Recall, from conditional plan evaluation, we had that:

\begin{equation} U^{\pi}(b) = \sum_{s}^{} b(s) U^{\pi}(s) \end{equation}

let’s write it as:

\begin{equation} U^{\pi}(b) = \sum_{s}^{} b(s) U^{\pi}(s) = {\alpha_{\pi}}^{\top} b \end{equation}

where \(\U_{\pi}(s)\) is the conditional plan evaluation starting at each of the initial states.

\begin{equation} \alpha_{\pi} = \qty[ U^{\pi}(s_1), U^{\pi}(s_2) ] \end{equation}

You will notice, then the utility of \(b\) is linear on \(b\) for different policies \(\alpha_{\pi}\):

At every belief \(b\), there is a policy which has the highest \(U(b)\) at that \(b\) given be the alpha vector formulation.

## Additional Information

### top action

you can just represent a policy out of alpha vectors by taking the top (root) action of the conditional plan with the alpha vector on top.

### optimal value function for POMDP with alpha vector

Recall:

\begin{equation} U^{*}(b) = \max_{\pi} U^{\pi}(b) = \max_{\pi} \alpha_{\pi}^{\top}b \end{equation}

NOTE! This function (look at the chart above from \(b\) to \(u\)) is:

- piecewise linear
- convex (because the “best” (highest) line) is always curving up

and so, for a policy instantiated by a bunch of alpha vectors \(\Gamma\), we have:

\begin{equation} U^{\Gamma}(b) = \max_{\alpha \in \Gamma} \alpha^{\top} b \end{equation}

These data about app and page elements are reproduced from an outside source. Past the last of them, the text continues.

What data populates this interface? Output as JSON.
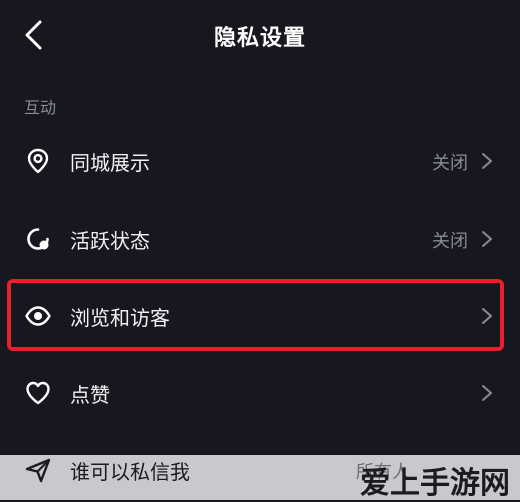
{
  "header": {
    "title": "隐私设置",
    "back_icon": "chevron-left-icon"
  },
  "section": {
    "label": "互动"
  },
  "items": [
    {
      "label": "同城展示",
      "value": "关闭",
      "icon": "location-pin-icon"
    },
    {
      "label": "活跃状态",
      "value": "关闭",
      "icon": "activity-status-icon"
    },
    {
      "label": "浏览和访客",
      "value": "",
      "icon": "eye-icon"
    },
    {
      "label": "点赞",
      "value": "",
      "icon": "heart-icon"
    },
    {
      "label": "谁可以私信我",
      "value": "所有人",
      "icon": "send-icon"
    }
  ],
  "watermark": "爱上手游网",
  "colors": {
    "background": "#16171f",
    "highlight": "#e8202c",
    "secondary_text": "#8a8b93"
  }
}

To actually extract a policy out of this set of vectors \(\Gamma\), we turn to one-step lookahead in POMDP

### one-step lookahead in POMDP

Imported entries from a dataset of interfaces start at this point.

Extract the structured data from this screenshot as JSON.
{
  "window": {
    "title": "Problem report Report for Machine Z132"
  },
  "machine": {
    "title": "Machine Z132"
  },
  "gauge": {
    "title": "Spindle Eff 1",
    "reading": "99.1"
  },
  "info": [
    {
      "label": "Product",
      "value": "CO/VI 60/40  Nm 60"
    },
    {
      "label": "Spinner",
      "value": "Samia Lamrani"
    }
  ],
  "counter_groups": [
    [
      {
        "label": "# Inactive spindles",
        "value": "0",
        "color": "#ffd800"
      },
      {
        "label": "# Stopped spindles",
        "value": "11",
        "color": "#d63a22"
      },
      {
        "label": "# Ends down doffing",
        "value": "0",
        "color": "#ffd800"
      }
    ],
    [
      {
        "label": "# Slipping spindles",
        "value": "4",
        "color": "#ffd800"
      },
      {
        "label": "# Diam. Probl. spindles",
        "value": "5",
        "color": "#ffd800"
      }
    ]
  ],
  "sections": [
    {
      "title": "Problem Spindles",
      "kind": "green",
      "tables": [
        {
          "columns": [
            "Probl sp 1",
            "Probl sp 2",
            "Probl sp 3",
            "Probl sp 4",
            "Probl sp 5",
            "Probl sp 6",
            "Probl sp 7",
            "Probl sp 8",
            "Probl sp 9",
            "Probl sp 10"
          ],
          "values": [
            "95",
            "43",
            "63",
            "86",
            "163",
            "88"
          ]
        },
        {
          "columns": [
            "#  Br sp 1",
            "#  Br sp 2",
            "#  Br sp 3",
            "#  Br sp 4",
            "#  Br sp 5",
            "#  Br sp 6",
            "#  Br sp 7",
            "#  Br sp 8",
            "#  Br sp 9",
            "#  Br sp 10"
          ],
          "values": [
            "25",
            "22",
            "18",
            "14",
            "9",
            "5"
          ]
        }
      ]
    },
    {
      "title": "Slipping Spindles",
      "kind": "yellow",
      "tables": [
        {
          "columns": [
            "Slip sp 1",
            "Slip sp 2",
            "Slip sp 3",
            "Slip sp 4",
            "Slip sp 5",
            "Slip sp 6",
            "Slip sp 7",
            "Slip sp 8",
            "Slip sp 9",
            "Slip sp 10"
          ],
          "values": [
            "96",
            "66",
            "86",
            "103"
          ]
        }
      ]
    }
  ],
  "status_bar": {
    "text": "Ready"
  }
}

Say you want to extract a policy out of a bunch of alpha vectors.

Let \(\alpha \in \Gamma\), a set of alpha vectors.

\begin{equation} \pi^{\Gamma}(b) = \arg\max_{a}\qty[R(b,a)+\gamma \qty(\sum_{o}^{}P(o|b,a) U^{\Gamma}(update(b,a,o)))] \end{equation}

where:

\begin{equation} R(b,a) = \sum_{s}^{} R(s,a)b(s) \end{equation}

\begin{align} P(o|b,a) &= \sum_{s}^{} p(o|s,a) b(s) \\ &= \sum_{s}^{} \sum_{s’}^{} T(s’|s,a) O(o|s’,a) b(s) \end{align}

and

\begin{equation} U^{\Gamma}(b) = \max_{\alpha \in \Gamma} \alpha^{\top} b \end{equation}

### alpha vector pruning

Say we had as set of alpha vectors \(\Gamma\):

\(\alpha_{3}\) isn’t all that useful here. So we ask:

“Is alpha dominated by some \(\alpha_{i}\) everywhere?”

We formulate this question in terms of a linear program:

\begin{equation} \max_{\delta, b} \delta \end{equation}

where \(\delta\) is the gap between \(\alpha\) and the utility o

subject to:

\begin{align} &1^{\top} b = 1\ \text{(b adds up to 1)} \\ & b\geq 0 \\ & \alpha^{\top} b \geq \alpha’^{\top} b + \delta, \forall \alpha’ \in \Gamma \end{align}

if \(\delta < 0\), then we can prune \(\alpha\) because it had been dominated.

if each value on the top of the set